> _Work instructions_: Print the records exactly as given.

[Dataset rows describing interfaces]
════

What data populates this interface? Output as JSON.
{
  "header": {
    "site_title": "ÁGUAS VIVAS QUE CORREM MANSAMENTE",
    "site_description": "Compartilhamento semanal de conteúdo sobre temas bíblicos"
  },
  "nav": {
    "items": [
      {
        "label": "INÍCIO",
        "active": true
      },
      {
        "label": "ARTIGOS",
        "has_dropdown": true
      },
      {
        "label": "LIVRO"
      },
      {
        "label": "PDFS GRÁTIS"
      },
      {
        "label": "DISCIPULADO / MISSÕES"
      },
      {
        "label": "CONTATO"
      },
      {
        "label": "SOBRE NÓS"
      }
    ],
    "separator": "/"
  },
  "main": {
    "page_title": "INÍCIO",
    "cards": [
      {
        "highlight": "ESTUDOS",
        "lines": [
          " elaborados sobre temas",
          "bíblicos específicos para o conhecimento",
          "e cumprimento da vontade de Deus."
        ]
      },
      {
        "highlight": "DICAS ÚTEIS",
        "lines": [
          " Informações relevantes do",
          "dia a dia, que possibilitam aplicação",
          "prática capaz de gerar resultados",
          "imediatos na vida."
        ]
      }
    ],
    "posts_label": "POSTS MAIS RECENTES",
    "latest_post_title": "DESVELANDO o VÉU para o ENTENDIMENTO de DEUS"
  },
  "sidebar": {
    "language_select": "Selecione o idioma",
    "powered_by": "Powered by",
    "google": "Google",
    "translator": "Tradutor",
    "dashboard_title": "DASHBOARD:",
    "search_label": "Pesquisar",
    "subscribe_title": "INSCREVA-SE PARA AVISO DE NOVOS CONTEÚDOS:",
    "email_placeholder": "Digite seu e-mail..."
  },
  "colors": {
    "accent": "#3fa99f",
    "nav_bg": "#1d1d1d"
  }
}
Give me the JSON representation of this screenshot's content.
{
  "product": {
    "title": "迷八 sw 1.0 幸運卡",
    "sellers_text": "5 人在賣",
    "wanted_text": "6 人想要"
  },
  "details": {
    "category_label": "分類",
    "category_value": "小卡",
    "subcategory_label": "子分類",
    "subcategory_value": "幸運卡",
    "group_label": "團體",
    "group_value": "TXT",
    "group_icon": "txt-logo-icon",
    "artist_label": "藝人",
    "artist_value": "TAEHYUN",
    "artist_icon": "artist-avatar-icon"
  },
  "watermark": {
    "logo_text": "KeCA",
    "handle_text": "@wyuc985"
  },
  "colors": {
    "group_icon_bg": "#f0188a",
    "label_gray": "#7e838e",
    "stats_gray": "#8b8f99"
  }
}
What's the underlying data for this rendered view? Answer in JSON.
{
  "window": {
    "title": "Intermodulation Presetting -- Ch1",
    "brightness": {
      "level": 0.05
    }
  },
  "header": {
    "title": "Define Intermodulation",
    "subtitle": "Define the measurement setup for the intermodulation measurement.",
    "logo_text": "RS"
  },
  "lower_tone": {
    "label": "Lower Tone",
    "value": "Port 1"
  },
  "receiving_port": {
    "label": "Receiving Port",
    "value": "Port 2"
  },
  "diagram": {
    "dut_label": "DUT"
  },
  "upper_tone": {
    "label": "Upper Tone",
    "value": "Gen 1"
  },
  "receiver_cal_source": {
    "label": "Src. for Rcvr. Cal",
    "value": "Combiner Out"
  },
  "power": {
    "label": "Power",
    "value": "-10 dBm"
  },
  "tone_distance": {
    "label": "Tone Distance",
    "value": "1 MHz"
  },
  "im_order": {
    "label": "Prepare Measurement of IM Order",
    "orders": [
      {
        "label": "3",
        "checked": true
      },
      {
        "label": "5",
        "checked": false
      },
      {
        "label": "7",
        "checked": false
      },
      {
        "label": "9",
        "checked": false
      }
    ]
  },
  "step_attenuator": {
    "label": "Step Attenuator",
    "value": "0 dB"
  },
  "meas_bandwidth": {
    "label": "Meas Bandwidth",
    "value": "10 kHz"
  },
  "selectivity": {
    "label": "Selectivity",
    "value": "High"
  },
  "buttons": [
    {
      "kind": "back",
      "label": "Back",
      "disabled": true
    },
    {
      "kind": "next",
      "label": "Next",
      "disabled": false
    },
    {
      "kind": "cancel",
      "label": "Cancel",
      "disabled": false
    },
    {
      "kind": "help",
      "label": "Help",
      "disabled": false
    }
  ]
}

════

> _Output of the exercise_:
What data populates this interface? Output as JSON.
{
  "header": {
    "site_title": "ÁGUAS VIVAS QUE CORREM MANSAMENTE",
    "site_description": "Compartilhamento semanal de conteúdo sobre temas bíblicos"
  },
  "nav": {
    "items": [
      {
        "label": "INÍCIO",
        "active": true
      },
      {
        "label": "ARTIGOS",
        "has_dropdown": true
      },
      {
        "label": "LIVRO"
      },
      {
        "label": "PDFS GRÁTIS"
      },
      {
        "label": "DISCIPULADO / MISSÕES"
      },
      {
        "label": "CONTATO"
      },
      {
        "label": "SOBRE NÓS"
      }
    ],
    "separator": "/"
  },
  "main": {
    "page_title": "INÍCIO",
    "cards": [
      {
        "highlight": "ESTUDOS",
        "lines": [
          " elaborados sobre temas",
          "bíblicos específicos para o conhecimento",
          "e cumprimento da vontade de Deus."
        ]
      },
      {
        "highlight": "DICAS ÚTEIS",
        "lines": [
          " Informações relevantes do",
          "dia a dia, que possibilitam aplicação",
          "prática capaz de gerar resultados",
          "imediatos na vida."
        ]
      }
    ],
    "posts_label": "POSTS MAIS RECENTES",
    "latest_post_title": "DESVELANDO o VÉU para o ENTENDIMENTO de DEUS"
  },
  "sidebar": {
    "language_select": "Selecione o idioma",
    "powered_by": "Powered by",
    "google": "Google",
    "translator": "Tradutor",
    "dashboard_title": "DASHBOARD:",
    "search_label": "Pesquisar",
    "subscribe_title": "INSCREVA-SE PARA AVISO DE NOVOS CONTEÚDOS:",
    "email_placeholder": "Digite seu e-mail..."
  },
  "colors": {
    "accent": "#3fa99f",
    "nav_bg": "#1d1d1d"
  }
}
Give me the JSON representation of this screenshot's content.
{
  "product": {
    "title": "迷八 sw 1.0 幸運卡",
    "sellers_text": "5 人在賣",
    "wanted_text": "6 人想要"
  },
  "details": {
    "category_label": "分類",
    "category_value": "小卡",
    "subcategory_label": "子分類",
    "subcategory_value": "幸運卡",
    "group_label": "團體",
    "group_value": "TXT",
    "group_icon": "txt-logo-icon",
    "artist_label": "藝人",
    "artist_value": "TAEHYUN",
    "artist_icon": "artist-avatar-icon"
  },
  "watermark": {
    "logo_text": "KeCA",
    "handle_text": "@wyuc985"
  },
  "colors": {
    "group_icon_bg": "#f0188a",
    "label_gray": "#7e838e",
    "stats_gray": "#8b8f99"
  }
}
What's the underlying data for this rendered view? Answer in JSON.
{
  "window": {
    "title": "Intermodulation Presetting -- Ch1",
    "brightness": {
      "level": 0.05
    }
  },
  "header": {
    "title": "Define Intermodulation",
    "subtitle": "Define the measurement setup for the intermodulation measurement.",
    "logo_text": "RS"
  },
  "lower_tone": {
    "label": "Lower Tone",
    "value": "Port 1"
  },
  "receiving_port": {
    "label": "Receiving Port",
    "value": "Port 2"
  },
  "diagram": {
    "dut_label": "DUT"
  },
  "upper_tone": {
    "label": "Upper Tone",
    "value": "Gen 1"
  },
  "receiver_cal_source": {
    "label": "Src. for Rcvr. Cal",
    "value": "Combiner Out"
  },
  "power": {
    "label": "Power",
    "value": "-10 dBm"
  },
  "tone_distance": {
    "label": "Tone Distance",
    "value": "1 MHz"
  },
  "im_order": {
    "label": "Prepare Measurement of IM Order",
    "orders": [
      {
        "label": "3",
        "checked": true
      },
      {
        "label": "5",
        "checked": false
      },
      {
        "label": "7",
        "checked": false
      },
      {
        "label": "9",
        "checked": false
      }
    ]
  },
  "step_attenuator": {
    "label": "Step Attenuator",
    "value": "0 dB"
  },
  "meas_bandwidth": {
    "label": "Meas Bandwidth",
    "value": "10 kHz"
  },
  "selectivity": {
    "label": "Selectivity",
    "value": "High"
  },
  "buttons": [
    {
      "kind": "back",
      "label": "Back",
      "disabled": true
    },
    {
      "kind": "next",
      "label": "Next",
      "disabled": false
    },
    {
      "kind": "cancel",
      "label": "Cancel",
      "disabled": false
    },
    {
      "kind": "help",
      "label": "Help",
      "disabled": false
    }
  ]
}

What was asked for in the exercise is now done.